Making your expenses visible, and then sorting them into categories, often takes longer than examining them for patterns and opportunities for savings.
But if you’ve done the visibility and sorting steps properly, the analytical step should be relatively straightforward.
Beginning with one category, such as travel, try to zoom out mentally, and look at your company spend with fresh eyes. You’re looking for patterns and trends that you might not have noticed.
Finding patterns is not an end in itself. Instead, patterns are a rich source of spend intelligence to instantly clarify new opportunities for savings and efficiencies.
Patterns often betray old habits that your company has taken for granted as ‘just the way things are.’ Challenge this. Why are you spending in this way? How could you do things differently?
Patterns can also show an over-reliance on a small range of suppliers. Challenge this, too. If you’re a loyal customer, could you negotiate a bulk discount? Is there a way you could organise your buying over the year to make better use of existing bulk discounts? Are you over-reliant on one supplier for a crucial regular item? What would happen if they folded or were unable to fulfil an order? Should you diversify for the sake of risk?
The other reason to seek out patterns is so that you can easily identify outliers.
Are there any expenses that stand out? Why do they stand out?
Did those outliers trigger an internal expense review, or did they fall below the maximum amount for automatically approved purchases? Do you need to consider changing the maximum amount for such purposes?
Has the company paid twice for something in error? Or have you overpaid?
Are all of your departments adhering equally to your company’s expense policy? Are some doing better than others? What can you do to ensure that each department, and each employee, adheres?
Scrutinising the outliers is not about being pernickety for the sake of it. It’s about making sure that everything makes sense – that every expense can be tied to a relevant business need.
Once you’ve analysed your company spend, it’s worth dedicating some serious thought to the time it took you to make sense of all the outgoings.
If you manage your company’s spend well, the visibility and sorting steps will be condensed into just a few clicks. And, once everything is in order, analysis should be fast, accurate and stress-free.
With Soldo’s instant notifications and real-time balances and transaction data, spend analysis really is second nature. You’ll notice patterns almost before they have chance to form, and you’ll be able to query any purchases that seem out of character, or unreasonable.
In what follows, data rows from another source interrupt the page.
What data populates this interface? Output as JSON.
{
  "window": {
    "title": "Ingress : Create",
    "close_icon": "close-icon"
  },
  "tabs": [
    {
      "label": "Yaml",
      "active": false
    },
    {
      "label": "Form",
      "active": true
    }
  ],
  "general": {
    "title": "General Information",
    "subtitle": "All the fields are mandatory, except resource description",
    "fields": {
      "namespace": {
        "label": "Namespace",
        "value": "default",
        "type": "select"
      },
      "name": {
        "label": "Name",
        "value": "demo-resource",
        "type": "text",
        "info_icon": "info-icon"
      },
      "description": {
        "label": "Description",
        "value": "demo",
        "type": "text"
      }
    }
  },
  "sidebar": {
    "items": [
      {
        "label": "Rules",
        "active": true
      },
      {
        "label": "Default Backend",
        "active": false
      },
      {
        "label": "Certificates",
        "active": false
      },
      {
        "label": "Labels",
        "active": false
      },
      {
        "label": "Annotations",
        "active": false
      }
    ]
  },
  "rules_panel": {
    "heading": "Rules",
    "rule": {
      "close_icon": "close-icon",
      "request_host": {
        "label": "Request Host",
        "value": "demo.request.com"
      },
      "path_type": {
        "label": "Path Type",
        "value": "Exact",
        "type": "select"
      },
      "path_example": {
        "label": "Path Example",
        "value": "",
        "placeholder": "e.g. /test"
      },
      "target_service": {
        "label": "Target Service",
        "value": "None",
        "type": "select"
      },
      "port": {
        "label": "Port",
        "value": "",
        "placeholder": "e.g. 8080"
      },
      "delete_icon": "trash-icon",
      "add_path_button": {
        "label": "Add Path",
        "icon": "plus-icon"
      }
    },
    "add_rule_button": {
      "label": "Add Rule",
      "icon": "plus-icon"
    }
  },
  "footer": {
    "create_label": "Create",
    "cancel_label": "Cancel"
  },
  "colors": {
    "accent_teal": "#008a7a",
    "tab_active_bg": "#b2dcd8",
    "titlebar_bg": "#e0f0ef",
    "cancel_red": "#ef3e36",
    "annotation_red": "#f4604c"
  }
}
A good spend analysis will save you far more than money – recent research that we commissioned from independent pollsters, YouGov, showed that nearly a quarter of all medium-sized businesses are wasting between 2 and 4 hours every month on financial detective work to reconcile their spend.
Are you ready to break through to new levels of productivity and profit? Learn more about Soldo now.